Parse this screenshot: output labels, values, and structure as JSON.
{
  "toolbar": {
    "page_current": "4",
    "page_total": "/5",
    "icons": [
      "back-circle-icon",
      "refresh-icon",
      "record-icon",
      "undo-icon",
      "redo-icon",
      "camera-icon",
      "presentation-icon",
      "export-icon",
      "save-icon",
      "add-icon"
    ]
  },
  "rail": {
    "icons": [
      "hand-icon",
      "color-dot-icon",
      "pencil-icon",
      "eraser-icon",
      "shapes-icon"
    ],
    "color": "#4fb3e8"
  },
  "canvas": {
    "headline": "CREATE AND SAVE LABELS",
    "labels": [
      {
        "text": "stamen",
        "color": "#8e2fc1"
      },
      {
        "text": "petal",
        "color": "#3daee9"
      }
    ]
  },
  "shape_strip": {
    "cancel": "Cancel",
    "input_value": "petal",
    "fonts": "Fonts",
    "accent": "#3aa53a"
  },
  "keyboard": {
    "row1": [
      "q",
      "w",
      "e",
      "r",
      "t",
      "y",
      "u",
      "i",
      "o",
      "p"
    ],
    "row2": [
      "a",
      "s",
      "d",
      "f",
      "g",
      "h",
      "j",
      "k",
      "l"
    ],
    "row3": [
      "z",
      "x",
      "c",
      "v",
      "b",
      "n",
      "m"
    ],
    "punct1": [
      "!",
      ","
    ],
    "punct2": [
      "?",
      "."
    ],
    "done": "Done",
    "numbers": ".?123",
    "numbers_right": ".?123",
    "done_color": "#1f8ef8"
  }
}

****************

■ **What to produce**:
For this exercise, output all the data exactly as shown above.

■ **Exercise solution**:
Parse this screenshot: output labels, values, and structure as JSON.
{
  "toolbar": {
    "page_current": "4",
    "page_total": "/5",
    "icons": [
      "back-circle-icon",
      "refresh-icon",
      "record-icon",
      "undo-icon",
      "redo-icon",
      "camera-icon",
      "presentation-icon",
      "export-icon",
      "save-icon",
      "add-icon"
    ]
  },
  "rail": {
    "icons": [
      "hand-icon",
      "color-dot-icon",
      "pencil-icon",
      "eraser-icon",
      "shapes-icon"
    ],
    "color": "#4fb3e8"
  },
  "canvas": {
    "headline": "CREATE AND SAVE LABELS",
    "labels": [
      {
        "text": "stamen",
        "color": "#8e2fc1"
      },
      {
        "text": "petal",
        "color": "#3daee9"
      }
    ]
  },
  "shape_strip": {
    "cancel": "Cancel",
    "input_value": "petal",
    "fonts": "Fonts",
    "accent": "#3aa53a"
  },
  "keyboard": {
    "row1": [
      "q",
      "w",
      "e",
      "r",
      "t",
      "y",
      "u",
      "i",
      "o",
      "p"
    ],
    "row2": [
      "a",
      "s",
      "d",
      "f",
      "g",
      "h",
      "j",
      "k",
      "l"
    ],
    "row3": [
      "z",
      "x",
      "c",
      "v",
      "b",
      "n",
      "m"
    ],
    "punct1": [
      "!",
      ","
    ],
    "punct2": [
      "?",
      "."
    ],
    "done": "Done",
    "numbers": ".?123",
    "numbers_right": ".?123",
    "done_color": "#1f8ef8"
  }
}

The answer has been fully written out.